→ Work task: In the data below, find every line with the word "information" and copy it.

→ Data for this exercise:

○ ○ ○ ○ ○

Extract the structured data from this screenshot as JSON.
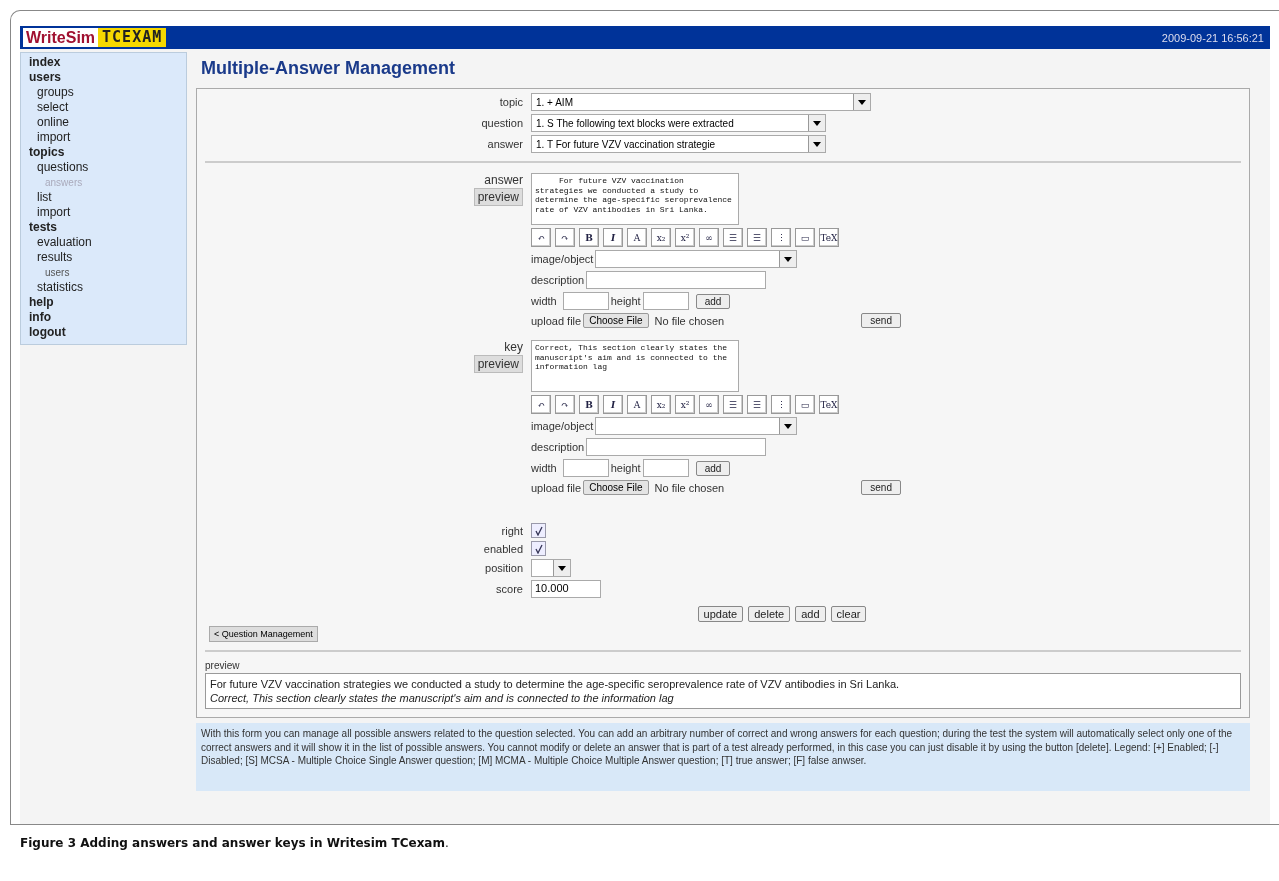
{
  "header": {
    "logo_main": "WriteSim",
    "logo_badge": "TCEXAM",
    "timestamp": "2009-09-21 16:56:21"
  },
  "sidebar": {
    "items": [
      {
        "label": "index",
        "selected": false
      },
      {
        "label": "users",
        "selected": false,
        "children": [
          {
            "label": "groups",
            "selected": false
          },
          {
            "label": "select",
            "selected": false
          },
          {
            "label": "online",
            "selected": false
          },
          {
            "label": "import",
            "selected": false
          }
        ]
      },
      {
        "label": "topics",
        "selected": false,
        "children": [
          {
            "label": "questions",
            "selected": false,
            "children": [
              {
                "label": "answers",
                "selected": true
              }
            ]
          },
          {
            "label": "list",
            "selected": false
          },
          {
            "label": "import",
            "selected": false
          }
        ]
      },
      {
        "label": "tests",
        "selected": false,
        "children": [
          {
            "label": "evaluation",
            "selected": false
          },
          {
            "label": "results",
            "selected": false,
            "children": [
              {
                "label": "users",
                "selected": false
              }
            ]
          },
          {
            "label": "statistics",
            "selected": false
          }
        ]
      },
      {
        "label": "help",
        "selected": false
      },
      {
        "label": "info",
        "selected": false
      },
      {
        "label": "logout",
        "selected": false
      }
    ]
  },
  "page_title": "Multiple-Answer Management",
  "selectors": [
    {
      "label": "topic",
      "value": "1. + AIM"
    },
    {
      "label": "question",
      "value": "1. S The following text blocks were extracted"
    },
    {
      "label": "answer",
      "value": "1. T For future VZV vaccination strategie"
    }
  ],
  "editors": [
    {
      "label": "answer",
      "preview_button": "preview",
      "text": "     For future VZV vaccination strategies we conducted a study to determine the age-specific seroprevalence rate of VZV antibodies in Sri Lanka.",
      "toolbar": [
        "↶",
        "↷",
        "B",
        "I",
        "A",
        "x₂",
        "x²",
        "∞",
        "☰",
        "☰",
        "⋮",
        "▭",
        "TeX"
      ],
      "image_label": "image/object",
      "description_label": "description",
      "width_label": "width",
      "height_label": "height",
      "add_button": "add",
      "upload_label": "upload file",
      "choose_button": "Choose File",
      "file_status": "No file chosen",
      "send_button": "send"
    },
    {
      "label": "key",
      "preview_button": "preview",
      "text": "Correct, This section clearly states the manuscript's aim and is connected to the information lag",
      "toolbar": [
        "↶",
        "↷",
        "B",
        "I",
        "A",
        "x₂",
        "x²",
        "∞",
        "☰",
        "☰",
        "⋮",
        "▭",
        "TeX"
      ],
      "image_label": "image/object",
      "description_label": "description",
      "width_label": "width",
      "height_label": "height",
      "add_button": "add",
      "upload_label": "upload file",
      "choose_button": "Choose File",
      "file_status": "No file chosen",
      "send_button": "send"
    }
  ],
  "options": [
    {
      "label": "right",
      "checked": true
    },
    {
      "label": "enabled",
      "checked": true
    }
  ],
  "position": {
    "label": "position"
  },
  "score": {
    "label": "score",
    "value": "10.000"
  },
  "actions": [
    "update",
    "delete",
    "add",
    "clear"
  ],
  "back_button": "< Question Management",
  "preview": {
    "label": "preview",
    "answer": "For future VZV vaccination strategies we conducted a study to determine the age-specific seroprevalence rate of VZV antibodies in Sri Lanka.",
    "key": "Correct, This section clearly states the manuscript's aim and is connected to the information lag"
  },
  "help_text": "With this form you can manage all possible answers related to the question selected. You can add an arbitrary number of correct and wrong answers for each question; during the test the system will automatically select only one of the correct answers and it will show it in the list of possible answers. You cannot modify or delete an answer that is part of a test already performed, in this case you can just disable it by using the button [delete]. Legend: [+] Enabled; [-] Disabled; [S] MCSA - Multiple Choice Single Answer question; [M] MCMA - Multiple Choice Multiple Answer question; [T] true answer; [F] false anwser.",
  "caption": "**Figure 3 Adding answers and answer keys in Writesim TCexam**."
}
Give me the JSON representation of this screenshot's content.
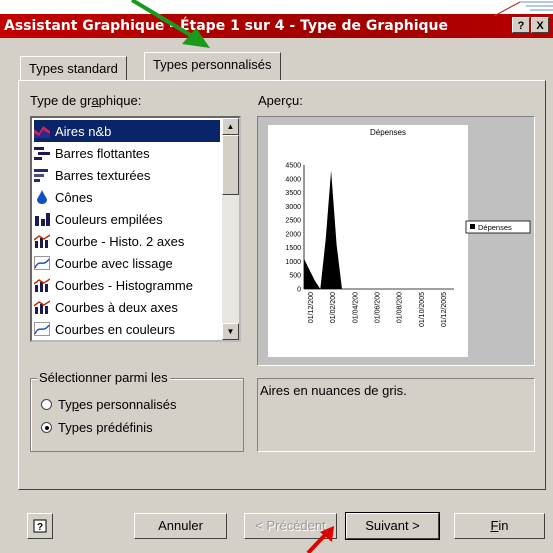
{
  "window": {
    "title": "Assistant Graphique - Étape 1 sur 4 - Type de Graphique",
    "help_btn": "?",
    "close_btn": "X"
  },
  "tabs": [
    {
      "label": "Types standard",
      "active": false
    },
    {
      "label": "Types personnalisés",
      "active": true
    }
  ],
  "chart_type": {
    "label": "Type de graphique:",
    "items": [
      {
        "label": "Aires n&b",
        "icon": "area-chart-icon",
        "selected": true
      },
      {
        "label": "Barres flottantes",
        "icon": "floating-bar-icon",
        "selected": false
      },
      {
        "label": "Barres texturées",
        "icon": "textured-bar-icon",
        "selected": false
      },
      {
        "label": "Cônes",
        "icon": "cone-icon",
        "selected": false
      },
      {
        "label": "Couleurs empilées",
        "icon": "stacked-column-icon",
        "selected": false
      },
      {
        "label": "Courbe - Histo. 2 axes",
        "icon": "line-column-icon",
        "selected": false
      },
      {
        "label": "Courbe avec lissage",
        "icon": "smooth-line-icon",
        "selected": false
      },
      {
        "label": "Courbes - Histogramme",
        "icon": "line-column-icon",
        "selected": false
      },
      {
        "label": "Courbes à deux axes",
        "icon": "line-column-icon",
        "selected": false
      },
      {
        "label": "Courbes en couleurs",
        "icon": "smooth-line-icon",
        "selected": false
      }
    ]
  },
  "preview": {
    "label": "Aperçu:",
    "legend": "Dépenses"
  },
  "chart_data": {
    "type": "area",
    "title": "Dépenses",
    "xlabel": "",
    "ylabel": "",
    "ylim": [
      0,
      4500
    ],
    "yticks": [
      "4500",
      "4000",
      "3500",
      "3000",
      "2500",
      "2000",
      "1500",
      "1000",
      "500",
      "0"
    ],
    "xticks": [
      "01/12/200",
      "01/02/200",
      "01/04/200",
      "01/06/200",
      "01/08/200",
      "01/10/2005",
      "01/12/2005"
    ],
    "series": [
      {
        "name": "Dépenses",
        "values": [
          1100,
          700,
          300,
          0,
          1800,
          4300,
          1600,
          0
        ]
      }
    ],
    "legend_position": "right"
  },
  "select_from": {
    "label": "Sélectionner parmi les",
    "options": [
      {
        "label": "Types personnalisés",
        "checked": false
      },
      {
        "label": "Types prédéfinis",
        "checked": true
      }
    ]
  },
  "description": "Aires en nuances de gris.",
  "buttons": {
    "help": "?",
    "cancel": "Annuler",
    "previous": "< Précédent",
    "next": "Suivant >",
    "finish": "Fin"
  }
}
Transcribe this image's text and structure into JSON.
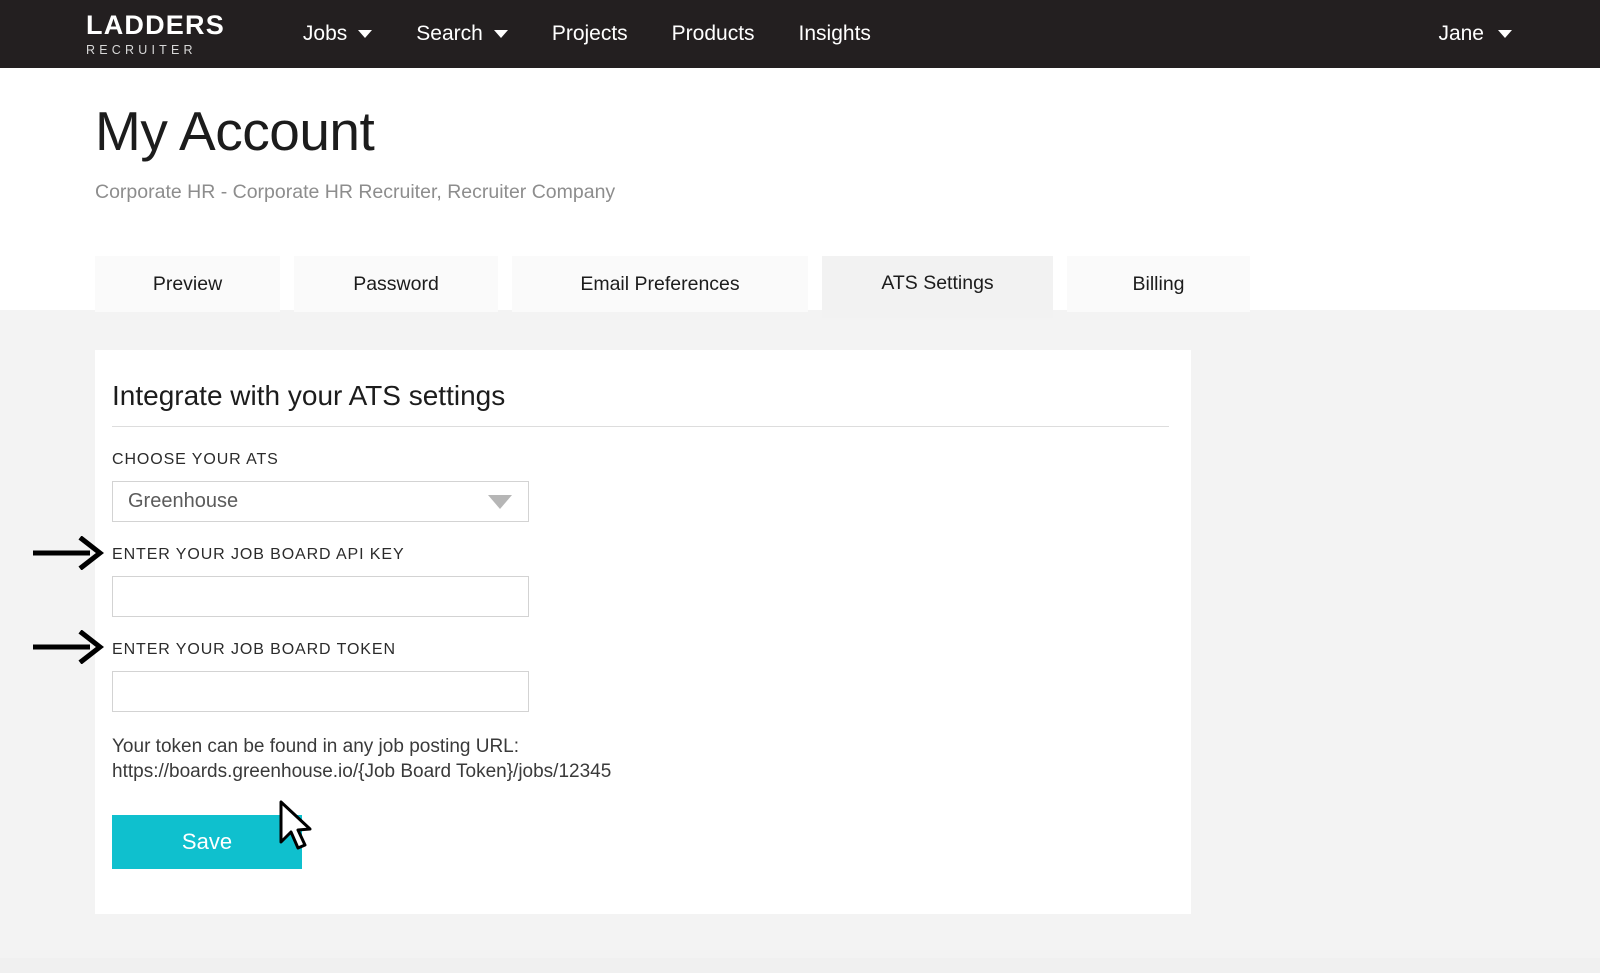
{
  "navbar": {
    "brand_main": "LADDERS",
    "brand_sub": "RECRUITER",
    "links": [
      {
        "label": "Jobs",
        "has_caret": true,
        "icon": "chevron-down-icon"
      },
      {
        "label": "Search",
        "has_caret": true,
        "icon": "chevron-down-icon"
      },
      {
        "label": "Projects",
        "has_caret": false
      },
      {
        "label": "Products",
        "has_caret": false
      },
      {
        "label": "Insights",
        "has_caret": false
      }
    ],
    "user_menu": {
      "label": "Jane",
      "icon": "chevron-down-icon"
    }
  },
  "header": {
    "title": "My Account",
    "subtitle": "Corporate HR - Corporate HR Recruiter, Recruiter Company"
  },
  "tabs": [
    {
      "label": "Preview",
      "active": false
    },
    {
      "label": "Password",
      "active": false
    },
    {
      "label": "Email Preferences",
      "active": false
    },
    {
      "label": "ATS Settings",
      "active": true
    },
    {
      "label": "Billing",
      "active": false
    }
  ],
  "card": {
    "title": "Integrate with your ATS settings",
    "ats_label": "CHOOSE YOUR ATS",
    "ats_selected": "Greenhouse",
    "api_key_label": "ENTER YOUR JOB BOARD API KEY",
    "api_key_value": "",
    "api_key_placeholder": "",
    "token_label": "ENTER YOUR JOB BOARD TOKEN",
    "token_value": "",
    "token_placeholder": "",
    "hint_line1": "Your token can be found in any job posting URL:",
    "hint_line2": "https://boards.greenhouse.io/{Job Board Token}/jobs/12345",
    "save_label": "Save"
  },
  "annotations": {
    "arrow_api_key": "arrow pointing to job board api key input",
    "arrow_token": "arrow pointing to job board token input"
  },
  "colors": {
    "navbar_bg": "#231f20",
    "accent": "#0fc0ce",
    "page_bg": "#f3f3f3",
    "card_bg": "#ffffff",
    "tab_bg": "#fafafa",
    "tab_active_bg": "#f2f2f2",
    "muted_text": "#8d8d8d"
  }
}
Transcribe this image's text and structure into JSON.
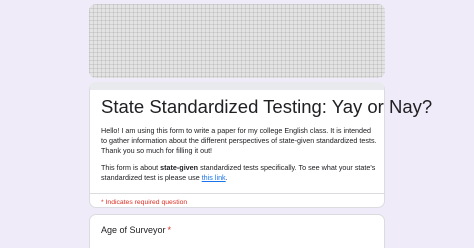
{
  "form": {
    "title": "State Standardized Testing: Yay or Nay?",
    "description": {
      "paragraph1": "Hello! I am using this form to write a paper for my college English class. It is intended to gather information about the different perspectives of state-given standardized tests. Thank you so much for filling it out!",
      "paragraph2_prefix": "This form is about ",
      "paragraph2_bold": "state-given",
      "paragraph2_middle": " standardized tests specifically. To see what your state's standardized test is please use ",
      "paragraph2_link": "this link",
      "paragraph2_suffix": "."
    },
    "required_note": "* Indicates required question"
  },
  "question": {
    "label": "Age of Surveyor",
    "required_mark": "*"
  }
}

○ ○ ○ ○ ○

→ Reply:
      "text": "Correct, This section clearly states the manuscript's aim and is connected to the information lag",
    "key": "Correct, This section clearly states the manuscript's aim and is connected to the information lag"
      "paragraph1": "Hello! I am using this form to write a paper for my college English class. It is intended to gather information about the different perspectives of state-given standardized tests. Thank you so much for filling it out!",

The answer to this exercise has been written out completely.